* _HOW TO COMPLETE THIS TASK_
For the entries below, count the lines containing "createTask" and give only that number.

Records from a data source
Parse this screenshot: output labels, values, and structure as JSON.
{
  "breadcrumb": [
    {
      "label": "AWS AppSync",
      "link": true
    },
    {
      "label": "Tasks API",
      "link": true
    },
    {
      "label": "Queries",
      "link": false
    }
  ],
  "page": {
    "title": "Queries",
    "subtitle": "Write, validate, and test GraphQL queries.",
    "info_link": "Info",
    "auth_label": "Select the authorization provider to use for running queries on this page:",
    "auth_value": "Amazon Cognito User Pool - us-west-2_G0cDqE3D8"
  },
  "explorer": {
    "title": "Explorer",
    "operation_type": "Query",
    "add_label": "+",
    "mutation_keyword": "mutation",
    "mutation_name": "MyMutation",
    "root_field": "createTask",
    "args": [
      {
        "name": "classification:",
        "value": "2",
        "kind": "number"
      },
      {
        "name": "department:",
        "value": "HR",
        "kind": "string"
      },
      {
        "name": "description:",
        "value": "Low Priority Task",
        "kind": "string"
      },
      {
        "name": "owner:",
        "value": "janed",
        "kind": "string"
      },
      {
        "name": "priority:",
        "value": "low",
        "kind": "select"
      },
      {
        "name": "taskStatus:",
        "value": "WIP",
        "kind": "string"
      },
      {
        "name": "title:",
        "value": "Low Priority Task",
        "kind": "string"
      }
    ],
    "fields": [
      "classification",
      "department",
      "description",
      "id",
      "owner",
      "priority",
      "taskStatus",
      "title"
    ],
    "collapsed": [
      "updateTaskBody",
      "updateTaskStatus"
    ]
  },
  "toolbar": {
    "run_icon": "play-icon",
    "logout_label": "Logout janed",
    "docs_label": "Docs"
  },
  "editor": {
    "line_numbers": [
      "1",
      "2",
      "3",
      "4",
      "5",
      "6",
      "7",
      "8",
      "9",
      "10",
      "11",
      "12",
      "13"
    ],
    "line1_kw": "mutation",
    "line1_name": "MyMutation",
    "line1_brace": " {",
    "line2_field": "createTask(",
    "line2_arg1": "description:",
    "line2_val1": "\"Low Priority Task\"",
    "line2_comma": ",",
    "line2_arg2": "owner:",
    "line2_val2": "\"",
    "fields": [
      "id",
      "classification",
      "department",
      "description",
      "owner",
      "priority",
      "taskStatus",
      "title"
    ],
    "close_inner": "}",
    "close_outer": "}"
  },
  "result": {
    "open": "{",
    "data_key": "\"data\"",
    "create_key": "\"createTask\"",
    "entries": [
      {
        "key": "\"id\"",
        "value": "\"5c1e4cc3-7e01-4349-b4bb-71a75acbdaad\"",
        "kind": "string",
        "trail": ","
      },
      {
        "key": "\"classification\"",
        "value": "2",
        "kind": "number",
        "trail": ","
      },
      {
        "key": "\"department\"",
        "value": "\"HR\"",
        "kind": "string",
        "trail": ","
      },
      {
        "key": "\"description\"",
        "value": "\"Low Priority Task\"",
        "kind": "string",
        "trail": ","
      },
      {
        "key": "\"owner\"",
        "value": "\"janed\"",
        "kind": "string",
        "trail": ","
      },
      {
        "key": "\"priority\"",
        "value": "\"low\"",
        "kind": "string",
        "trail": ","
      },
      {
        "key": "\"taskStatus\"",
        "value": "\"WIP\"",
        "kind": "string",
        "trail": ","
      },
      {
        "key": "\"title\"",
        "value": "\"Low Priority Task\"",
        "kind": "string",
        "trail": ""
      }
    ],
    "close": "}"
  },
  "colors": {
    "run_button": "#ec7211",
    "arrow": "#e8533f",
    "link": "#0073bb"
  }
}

* _EXPECTED ANSWER_
3